*** Opening of Available data ***
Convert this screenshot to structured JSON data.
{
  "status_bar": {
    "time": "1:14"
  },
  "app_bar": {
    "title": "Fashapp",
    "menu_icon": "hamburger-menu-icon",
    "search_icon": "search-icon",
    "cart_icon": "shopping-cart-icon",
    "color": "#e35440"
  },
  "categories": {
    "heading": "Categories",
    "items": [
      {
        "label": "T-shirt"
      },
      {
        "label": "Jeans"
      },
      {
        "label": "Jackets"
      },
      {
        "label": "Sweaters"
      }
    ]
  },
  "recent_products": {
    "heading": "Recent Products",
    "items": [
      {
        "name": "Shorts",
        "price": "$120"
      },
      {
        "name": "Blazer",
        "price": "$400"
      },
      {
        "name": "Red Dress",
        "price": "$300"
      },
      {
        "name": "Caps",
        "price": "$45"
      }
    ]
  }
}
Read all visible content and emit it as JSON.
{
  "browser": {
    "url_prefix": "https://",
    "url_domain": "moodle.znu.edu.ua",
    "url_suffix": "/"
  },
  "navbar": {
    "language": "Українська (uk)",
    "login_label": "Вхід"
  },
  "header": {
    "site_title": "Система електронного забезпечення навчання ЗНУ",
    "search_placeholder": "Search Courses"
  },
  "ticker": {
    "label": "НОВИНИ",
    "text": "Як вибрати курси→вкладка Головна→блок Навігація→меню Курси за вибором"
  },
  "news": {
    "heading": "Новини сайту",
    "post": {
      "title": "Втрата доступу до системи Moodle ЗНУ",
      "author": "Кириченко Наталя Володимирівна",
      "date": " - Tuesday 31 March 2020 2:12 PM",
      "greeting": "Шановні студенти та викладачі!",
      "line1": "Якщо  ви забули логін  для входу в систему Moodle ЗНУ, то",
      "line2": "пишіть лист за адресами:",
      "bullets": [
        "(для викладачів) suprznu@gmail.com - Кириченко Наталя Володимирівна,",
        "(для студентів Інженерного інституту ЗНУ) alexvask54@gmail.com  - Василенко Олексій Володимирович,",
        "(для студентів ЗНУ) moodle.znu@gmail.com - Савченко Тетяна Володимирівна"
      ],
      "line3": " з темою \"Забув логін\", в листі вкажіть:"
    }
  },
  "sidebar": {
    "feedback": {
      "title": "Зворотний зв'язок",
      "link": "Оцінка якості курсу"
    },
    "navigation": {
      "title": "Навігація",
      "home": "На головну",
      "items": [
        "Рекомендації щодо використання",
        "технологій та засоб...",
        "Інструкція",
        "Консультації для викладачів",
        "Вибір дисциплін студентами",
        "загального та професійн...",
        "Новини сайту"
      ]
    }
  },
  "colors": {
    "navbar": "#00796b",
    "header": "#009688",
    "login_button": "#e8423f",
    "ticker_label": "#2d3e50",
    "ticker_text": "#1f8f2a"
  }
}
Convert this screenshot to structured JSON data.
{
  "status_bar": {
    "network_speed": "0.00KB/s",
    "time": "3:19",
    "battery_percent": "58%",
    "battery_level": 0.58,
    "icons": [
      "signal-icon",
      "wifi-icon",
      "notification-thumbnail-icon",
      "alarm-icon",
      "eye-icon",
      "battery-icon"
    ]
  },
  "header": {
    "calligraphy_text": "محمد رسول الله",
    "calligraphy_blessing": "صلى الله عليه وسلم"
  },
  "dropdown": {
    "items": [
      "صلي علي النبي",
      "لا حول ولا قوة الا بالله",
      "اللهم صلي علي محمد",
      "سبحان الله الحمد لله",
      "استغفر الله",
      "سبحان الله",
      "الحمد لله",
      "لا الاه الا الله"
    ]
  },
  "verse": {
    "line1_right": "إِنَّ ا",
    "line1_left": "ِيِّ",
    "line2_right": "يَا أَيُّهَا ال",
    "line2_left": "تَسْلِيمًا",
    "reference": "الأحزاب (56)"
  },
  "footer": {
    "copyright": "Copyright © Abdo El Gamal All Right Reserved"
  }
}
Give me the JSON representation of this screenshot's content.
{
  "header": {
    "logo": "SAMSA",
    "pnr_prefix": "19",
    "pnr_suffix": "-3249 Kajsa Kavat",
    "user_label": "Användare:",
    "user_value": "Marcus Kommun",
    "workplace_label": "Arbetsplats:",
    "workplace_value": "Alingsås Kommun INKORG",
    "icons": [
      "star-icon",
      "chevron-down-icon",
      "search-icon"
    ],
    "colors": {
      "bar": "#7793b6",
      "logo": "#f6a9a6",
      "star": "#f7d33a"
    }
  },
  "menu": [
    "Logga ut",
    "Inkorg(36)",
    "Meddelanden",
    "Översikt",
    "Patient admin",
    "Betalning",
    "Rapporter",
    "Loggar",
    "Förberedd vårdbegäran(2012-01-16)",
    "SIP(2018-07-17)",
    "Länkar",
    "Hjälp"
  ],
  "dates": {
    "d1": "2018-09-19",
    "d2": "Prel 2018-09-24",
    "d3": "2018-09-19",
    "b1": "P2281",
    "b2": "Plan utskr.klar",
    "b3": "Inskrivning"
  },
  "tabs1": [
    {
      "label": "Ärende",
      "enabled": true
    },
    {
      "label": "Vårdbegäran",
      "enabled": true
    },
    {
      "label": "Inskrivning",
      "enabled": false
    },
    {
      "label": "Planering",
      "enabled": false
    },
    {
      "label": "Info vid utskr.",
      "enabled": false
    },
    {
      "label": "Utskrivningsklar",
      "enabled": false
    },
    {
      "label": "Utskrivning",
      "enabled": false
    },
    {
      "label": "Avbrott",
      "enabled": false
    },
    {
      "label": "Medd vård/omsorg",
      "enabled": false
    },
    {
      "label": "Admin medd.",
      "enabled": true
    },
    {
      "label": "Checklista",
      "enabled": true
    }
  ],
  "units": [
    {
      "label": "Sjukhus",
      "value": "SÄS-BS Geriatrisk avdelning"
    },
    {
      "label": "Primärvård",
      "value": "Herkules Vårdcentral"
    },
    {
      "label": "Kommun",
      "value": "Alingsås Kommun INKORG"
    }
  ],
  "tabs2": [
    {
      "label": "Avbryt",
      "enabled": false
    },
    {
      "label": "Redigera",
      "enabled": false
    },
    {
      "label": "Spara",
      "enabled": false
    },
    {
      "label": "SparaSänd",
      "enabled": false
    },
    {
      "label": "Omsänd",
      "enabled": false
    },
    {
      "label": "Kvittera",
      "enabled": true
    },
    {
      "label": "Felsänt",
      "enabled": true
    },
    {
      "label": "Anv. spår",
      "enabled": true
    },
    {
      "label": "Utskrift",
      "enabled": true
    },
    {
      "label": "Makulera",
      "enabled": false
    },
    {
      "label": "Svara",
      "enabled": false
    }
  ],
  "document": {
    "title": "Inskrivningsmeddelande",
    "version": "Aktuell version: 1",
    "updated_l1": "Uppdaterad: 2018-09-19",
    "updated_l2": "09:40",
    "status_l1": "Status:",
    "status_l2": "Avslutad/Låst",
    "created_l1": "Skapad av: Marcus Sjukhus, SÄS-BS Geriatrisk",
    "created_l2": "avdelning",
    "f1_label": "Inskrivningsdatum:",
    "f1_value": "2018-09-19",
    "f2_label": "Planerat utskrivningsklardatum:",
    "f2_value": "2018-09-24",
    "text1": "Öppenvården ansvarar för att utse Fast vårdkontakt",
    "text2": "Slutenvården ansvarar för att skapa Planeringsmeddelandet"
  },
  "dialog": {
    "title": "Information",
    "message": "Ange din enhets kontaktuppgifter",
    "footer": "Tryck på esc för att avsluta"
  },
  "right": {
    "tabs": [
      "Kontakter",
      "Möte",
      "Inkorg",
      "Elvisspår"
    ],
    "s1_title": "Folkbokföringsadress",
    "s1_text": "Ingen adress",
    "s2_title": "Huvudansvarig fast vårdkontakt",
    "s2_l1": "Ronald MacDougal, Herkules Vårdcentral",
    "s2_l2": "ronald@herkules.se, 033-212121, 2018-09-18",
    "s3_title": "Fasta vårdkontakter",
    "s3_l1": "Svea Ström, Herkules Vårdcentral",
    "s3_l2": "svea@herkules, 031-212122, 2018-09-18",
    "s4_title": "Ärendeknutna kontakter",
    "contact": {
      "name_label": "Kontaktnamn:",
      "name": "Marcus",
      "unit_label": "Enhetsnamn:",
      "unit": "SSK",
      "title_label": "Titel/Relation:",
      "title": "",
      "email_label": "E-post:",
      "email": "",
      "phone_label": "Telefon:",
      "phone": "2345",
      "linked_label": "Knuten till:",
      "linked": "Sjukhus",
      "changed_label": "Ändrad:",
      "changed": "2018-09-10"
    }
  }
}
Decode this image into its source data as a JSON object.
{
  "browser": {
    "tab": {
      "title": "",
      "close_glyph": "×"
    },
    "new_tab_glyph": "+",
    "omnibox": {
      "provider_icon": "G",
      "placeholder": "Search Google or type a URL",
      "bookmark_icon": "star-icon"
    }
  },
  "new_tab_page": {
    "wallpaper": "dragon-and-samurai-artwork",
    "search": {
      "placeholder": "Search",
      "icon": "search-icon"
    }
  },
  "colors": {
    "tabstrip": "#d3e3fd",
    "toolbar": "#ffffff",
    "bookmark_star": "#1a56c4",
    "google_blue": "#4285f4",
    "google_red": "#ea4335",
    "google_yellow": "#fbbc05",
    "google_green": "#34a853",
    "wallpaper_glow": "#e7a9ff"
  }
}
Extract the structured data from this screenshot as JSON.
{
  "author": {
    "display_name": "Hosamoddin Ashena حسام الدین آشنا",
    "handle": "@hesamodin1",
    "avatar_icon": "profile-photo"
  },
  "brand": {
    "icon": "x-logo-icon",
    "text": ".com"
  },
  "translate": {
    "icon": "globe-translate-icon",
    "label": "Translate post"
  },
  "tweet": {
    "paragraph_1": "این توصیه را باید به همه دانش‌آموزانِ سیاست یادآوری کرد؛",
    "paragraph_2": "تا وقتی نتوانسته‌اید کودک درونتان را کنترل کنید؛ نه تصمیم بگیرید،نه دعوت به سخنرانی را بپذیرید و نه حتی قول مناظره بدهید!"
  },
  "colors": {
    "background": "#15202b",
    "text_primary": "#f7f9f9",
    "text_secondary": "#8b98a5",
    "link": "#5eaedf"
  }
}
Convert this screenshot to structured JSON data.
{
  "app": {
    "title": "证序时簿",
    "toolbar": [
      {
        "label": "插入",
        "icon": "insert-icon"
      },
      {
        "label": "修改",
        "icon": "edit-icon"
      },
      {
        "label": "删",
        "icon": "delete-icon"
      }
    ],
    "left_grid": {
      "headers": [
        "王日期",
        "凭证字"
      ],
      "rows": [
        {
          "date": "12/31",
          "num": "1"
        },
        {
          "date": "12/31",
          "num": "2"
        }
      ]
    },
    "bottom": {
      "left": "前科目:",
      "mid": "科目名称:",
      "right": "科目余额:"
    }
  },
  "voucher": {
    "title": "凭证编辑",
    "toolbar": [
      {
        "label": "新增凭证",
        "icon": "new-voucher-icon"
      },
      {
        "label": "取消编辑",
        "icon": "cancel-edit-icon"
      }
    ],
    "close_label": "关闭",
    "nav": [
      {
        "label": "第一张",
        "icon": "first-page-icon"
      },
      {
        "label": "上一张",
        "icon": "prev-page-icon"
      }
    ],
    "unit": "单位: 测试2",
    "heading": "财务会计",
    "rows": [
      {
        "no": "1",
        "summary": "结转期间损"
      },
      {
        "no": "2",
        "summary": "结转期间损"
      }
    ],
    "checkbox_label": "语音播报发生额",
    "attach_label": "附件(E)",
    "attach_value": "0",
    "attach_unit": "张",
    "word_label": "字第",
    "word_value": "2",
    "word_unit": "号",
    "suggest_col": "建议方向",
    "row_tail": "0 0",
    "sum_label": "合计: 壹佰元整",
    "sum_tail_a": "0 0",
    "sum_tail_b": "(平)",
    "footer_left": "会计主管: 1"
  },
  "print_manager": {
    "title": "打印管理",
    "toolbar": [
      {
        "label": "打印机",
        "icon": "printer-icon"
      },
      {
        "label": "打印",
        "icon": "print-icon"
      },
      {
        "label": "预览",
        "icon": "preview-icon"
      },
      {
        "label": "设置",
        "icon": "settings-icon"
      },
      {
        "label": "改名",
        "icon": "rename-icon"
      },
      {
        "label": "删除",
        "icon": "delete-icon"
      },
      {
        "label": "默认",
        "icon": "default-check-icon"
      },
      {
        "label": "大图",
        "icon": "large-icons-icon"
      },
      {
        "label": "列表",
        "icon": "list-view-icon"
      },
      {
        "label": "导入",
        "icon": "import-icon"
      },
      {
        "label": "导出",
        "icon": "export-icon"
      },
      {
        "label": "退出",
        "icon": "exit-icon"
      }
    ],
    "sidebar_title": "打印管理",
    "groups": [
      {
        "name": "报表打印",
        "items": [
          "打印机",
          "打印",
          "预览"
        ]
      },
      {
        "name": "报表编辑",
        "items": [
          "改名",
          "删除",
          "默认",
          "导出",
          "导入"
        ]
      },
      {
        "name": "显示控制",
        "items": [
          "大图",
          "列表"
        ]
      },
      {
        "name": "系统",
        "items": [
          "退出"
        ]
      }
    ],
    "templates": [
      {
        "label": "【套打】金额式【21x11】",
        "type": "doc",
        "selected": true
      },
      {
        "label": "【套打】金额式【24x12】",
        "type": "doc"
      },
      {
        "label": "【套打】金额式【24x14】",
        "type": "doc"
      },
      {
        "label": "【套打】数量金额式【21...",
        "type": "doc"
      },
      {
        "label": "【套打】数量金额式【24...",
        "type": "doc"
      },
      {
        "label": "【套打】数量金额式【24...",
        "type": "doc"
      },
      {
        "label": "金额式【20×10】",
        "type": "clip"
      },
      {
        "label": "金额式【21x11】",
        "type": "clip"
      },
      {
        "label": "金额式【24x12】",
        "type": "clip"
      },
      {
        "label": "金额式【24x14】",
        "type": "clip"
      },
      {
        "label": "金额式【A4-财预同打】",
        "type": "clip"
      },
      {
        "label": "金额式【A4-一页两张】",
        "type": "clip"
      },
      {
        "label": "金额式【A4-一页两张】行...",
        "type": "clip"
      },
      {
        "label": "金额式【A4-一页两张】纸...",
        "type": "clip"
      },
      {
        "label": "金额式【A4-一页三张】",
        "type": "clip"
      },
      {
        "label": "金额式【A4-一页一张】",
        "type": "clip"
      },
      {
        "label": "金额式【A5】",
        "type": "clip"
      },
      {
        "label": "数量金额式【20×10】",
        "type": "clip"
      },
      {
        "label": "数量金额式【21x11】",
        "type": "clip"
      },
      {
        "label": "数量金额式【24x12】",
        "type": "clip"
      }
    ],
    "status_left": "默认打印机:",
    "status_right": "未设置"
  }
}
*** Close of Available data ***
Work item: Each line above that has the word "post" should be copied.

Solution to this exercise:
    "post": {
      "email_label": "E-post:",
    "label": "Translate post"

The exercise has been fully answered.